> [Problem to work on] Retrieve each line that contains the word "icon" from the entries below.

> [Information shown]
=======

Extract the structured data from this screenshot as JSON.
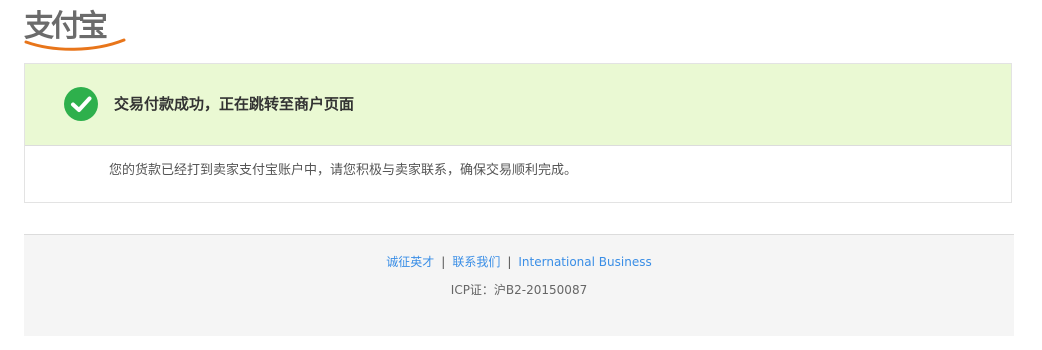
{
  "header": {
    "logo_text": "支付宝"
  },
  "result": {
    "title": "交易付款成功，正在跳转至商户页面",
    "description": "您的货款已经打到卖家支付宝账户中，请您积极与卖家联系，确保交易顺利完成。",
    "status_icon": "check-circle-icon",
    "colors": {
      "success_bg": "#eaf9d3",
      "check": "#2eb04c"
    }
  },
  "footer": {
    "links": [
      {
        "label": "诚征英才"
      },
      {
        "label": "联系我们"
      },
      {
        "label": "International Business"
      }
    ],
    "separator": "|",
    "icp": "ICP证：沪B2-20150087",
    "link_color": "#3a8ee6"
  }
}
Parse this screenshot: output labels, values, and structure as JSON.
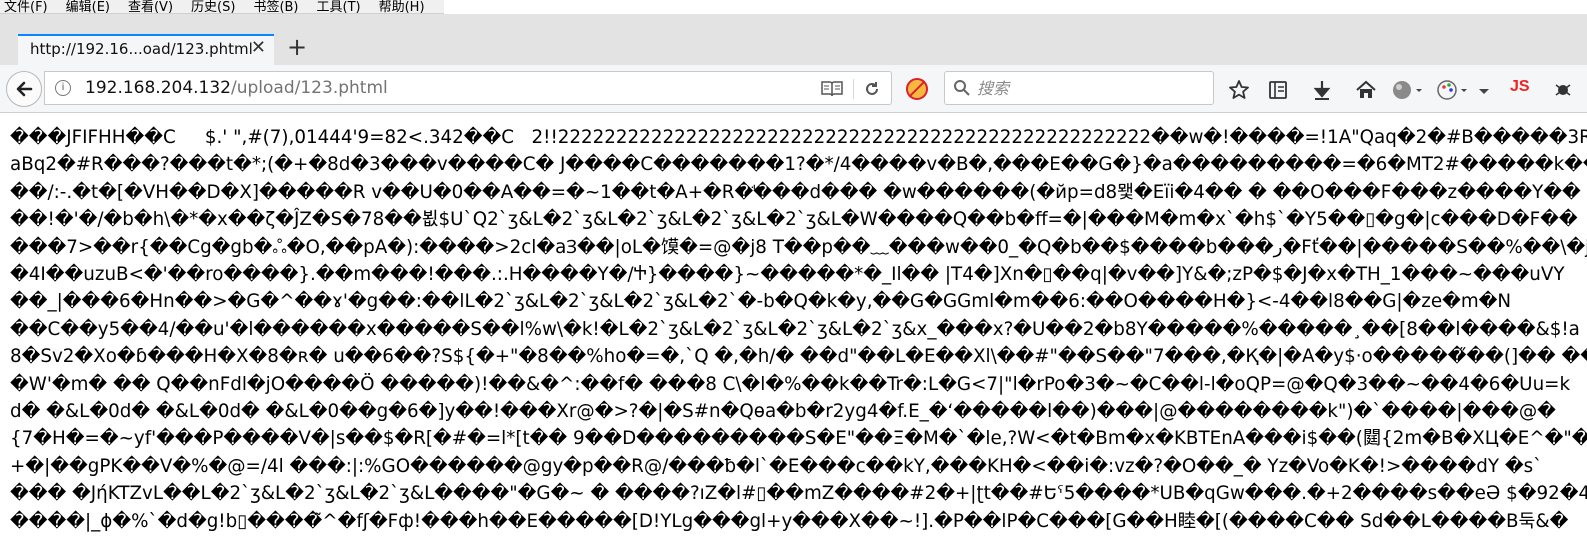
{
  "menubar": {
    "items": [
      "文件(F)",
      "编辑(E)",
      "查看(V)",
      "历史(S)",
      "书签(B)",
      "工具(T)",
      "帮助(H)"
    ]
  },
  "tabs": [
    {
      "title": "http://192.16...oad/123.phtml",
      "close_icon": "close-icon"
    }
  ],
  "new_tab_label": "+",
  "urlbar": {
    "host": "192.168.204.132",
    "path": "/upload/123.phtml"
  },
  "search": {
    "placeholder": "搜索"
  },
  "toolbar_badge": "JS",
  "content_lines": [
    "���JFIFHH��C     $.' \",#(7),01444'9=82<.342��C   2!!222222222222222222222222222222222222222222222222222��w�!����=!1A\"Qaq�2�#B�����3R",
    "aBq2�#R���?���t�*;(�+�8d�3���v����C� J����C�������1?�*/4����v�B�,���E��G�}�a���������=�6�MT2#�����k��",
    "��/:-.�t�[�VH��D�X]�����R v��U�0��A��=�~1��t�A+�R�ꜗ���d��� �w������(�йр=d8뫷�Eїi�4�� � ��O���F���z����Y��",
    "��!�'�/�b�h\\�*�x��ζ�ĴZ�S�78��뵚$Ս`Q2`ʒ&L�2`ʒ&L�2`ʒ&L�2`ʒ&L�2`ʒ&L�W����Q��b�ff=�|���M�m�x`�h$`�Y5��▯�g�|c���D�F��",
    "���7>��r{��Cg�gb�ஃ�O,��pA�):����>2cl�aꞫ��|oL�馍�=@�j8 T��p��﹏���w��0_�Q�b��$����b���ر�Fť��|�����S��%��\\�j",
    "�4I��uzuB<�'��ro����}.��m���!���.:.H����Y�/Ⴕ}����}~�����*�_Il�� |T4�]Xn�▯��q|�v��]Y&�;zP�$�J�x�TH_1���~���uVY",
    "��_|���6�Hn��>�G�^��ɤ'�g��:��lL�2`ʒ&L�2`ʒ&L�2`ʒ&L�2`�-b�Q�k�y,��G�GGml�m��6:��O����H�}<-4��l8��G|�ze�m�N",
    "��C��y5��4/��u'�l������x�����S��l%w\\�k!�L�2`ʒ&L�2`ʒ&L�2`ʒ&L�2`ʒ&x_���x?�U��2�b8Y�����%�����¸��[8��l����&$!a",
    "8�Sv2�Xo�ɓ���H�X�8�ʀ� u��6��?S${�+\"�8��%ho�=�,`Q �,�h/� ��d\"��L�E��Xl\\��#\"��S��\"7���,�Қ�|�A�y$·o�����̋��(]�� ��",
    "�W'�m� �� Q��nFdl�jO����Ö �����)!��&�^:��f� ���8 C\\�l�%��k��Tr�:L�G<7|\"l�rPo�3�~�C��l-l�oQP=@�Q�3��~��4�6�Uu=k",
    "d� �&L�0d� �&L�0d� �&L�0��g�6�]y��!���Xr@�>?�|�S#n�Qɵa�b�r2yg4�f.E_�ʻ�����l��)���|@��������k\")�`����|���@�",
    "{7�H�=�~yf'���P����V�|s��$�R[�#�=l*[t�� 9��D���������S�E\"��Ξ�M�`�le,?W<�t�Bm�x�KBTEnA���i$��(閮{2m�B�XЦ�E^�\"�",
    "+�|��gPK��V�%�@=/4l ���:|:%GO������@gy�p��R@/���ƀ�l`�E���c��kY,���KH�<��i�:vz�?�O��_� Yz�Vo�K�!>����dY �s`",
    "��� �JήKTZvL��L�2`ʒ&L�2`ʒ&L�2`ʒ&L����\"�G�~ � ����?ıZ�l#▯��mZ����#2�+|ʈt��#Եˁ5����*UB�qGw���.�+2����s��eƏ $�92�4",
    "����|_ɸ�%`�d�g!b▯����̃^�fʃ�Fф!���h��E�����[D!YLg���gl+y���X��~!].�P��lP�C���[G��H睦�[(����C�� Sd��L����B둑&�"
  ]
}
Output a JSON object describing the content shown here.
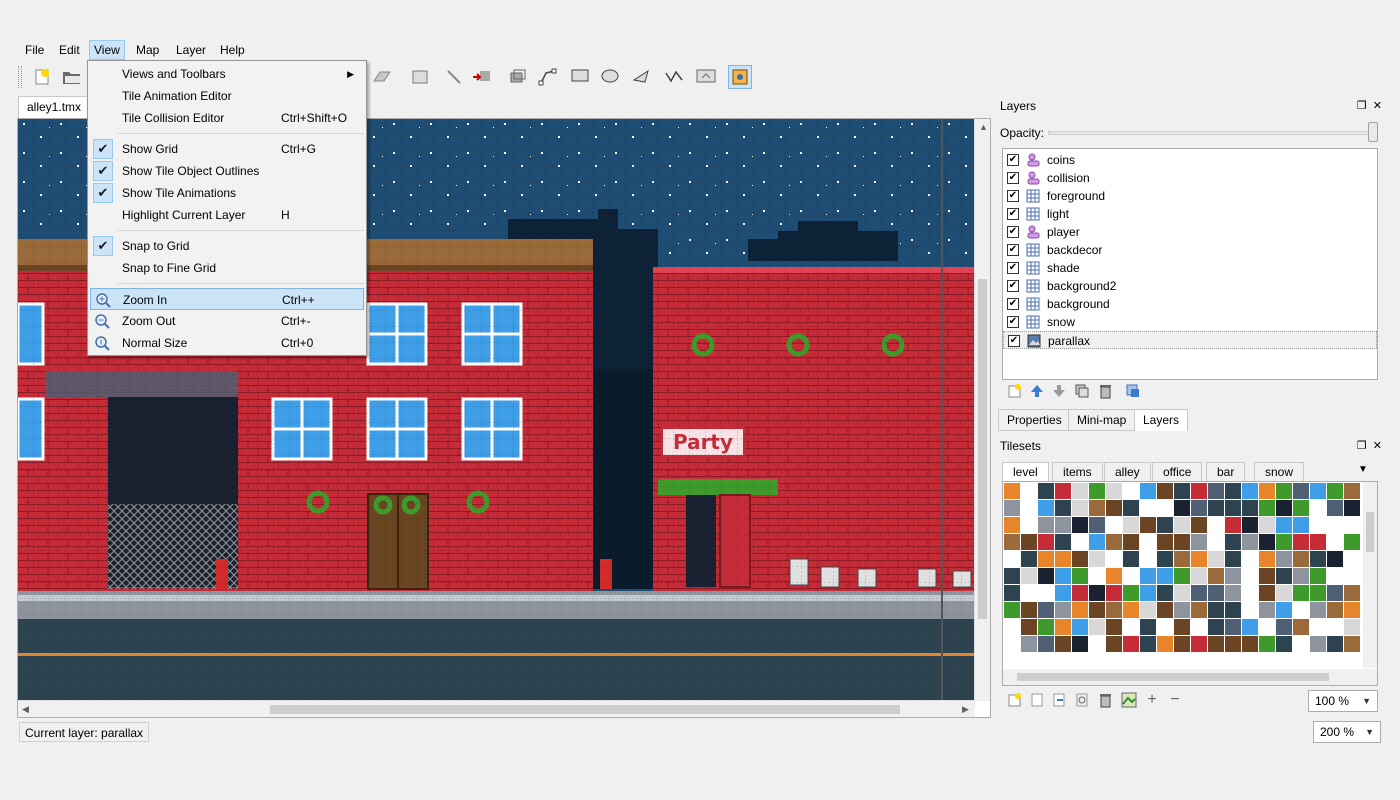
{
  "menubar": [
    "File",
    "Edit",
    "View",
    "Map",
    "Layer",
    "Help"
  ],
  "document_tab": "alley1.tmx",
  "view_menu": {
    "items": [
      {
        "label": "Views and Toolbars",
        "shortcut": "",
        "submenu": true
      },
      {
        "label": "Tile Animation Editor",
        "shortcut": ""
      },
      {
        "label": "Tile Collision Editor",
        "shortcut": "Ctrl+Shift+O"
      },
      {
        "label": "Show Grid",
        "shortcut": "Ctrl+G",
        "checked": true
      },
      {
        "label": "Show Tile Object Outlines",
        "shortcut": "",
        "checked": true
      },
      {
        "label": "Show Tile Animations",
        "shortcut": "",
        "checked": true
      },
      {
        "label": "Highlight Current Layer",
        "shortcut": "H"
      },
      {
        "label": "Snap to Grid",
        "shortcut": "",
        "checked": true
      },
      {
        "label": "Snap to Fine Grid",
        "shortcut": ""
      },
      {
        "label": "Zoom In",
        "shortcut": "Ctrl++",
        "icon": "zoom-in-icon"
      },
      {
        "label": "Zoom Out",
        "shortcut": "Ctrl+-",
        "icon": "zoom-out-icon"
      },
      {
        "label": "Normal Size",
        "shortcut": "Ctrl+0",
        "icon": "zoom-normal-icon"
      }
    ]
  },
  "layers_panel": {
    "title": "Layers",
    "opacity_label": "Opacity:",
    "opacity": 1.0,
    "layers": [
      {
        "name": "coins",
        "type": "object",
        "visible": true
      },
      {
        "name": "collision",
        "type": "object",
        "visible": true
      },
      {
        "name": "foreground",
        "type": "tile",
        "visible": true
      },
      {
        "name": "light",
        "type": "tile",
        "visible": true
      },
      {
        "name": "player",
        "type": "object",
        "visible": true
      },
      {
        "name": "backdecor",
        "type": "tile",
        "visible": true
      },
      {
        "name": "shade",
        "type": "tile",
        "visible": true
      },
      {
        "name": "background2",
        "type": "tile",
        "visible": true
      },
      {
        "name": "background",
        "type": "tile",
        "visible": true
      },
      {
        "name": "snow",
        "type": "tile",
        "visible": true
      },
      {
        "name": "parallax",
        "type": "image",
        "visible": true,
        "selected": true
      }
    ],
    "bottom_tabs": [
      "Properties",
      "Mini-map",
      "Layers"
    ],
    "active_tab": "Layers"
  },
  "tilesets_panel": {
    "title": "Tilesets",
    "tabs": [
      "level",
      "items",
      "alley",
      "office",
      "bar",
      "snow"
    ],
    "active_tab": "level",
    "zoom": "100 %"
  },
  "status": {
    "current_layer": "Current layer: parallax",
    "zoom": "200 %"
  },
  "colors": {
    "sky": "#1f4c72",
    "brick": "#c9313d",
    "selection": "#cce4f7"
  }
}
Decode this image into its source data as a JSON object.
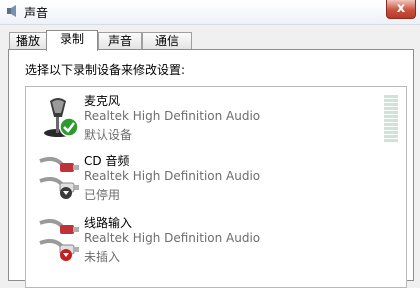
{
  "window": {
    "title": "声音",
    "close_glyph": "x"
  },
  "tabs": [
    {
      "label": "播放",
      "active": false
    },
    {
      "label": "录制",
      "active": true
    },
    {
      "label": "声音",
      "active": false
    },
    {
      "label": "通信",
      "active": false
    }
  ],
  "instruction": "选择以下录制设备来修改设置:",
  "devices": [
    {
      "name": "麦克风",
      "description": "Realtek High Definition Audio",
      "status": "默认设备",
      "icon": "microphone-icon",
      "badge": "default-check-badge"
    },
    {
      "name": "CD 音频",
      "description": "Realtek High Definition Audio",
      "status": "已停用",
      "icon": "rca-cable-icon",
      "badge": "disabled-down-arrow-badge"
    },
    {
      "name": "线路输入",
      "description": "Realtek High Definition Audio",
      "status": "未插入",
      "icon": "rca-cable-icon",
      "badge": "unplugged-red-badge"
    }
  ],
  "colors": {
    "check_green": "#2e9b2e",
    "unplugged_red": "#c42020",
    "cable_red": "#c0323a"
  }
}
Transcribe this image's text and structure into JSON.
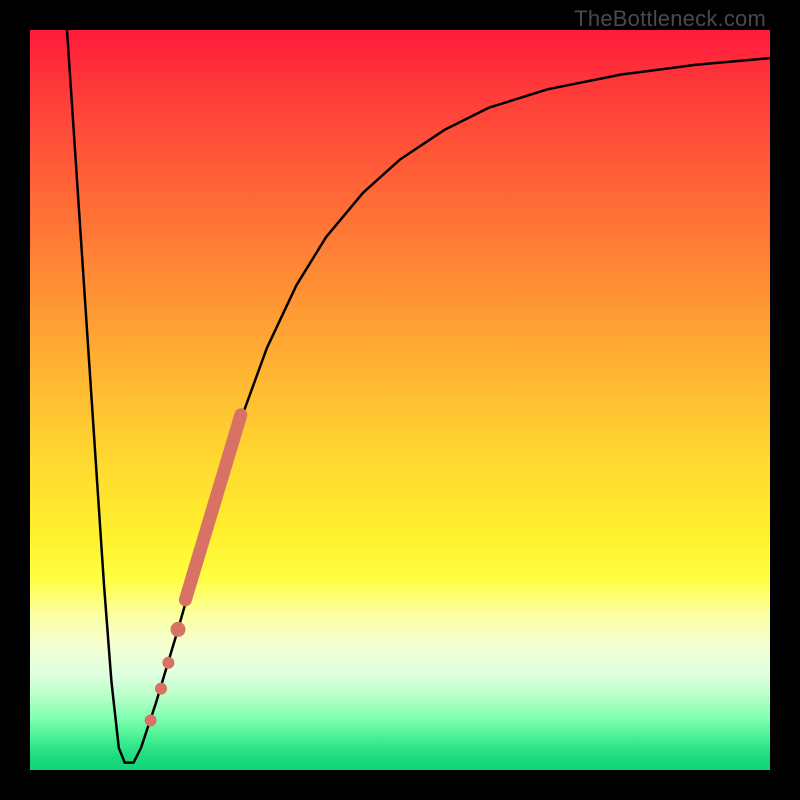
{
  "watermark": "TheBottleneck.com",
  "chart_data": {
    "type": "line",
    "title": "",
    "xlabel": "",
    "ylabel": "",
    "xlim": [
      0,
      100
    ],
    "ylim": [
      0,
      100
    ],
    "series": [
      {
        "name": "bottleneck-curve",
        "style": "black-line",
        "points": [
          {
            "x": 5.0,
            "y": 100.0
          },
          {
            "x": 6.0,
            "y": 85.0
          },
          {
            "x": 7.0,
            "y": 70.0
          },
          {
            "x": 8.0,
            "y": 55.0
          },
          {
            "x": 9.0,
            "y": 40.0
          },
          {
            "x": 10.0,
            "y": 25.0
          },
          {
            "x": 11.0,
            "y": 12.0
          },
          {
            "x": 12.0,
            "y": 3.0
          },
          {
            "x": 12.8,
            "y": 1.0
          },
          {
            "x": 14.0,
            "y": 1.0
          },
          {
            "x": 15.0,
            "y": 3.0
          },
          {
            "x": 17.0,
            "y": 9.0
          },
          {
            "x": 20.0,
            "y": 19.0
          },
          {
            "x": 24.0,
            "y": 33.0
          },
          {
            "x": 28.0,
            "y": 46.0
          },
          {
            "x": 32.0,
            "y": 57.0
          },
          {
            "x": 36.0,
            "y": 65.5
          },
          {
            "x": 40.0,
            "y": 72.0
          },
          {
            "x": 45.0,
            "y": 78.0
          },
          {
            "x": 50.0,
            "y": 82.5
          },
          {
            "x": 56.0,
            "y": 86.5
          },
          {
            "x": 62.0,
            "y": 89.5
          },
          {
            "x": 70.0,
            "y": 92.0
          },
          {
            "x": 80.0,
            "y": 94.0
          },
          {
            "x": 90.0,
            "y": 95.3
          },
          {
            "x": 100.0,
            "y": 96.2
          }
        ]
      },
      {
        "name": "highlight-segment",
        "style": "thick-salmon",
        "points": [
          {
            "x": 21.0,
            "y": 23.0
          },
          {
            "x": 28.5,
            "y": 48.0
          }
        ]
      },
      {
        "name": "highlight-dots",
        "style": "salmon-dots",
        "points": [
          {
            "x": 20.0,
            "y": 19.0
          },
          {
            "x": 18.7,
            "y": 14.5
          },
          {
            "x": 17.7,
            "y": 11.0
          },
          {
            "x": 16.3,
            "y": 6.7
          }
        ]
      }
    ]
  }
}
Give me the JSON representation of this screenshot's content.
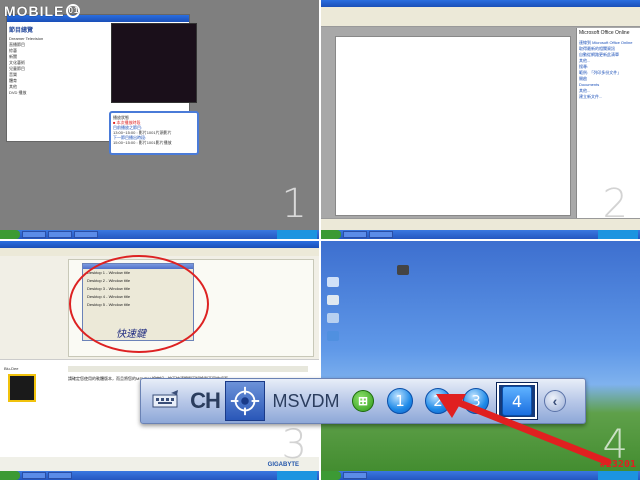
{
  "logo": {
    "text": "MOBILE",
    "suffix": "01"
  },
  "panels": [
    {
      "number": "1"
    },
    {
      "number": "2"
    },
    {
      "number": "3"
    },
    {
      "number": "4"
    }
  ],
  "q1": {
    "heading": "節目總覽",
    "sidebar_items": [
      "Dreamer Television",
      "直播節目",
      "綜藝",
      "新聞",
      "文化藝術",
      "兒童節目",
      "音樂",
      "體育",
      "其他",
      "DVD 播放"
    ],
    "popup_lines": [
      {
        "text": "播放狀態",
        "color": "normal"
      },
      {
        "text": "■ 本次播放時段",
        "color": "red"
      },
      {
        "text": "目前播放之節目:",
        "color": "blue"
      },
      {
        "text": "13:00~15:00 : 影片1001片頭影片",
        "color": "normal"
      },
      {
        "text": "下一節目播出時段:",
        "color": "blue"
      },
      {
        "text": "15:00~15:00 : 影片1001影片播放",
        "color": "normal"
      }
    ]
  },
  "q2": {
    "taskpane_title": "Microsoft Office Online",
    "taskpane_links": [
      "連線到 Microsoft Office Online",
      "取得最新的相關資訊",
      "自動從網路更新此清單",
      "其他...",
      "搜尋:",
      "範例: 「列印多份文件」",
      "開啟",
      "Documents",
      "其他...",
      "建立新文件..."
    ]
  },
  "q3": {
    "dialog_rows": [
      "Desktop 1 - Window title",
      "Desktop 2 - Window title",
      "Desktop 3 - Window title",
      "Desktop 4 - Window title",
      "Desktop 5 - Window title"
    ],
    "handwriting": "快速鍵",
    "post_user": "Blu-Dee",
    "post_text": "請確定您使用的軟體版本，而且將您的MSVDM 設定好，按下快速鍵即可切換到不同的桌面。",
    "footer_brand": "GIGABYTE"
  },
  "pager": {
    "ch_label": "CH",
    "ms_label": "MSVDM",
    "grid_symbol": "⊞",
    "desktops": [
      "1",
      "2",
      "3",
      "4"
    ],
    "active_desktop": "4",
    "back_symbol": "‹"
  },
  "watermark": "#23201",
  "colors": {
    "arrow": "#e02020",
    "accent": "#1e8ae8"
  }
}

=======

> [Result of the task]
    "status_icon": "check-circle-icon",
      "close_icon": "close-icon"
        "icon": "zoom-in-icon"
        "icon": "zoom-out-icon"
        "icon": "zoom-normal-icon"
      "icon": "microphone-icon",
      "icon": "rca-cable-icon",
      "icon": "rca-cable-icon",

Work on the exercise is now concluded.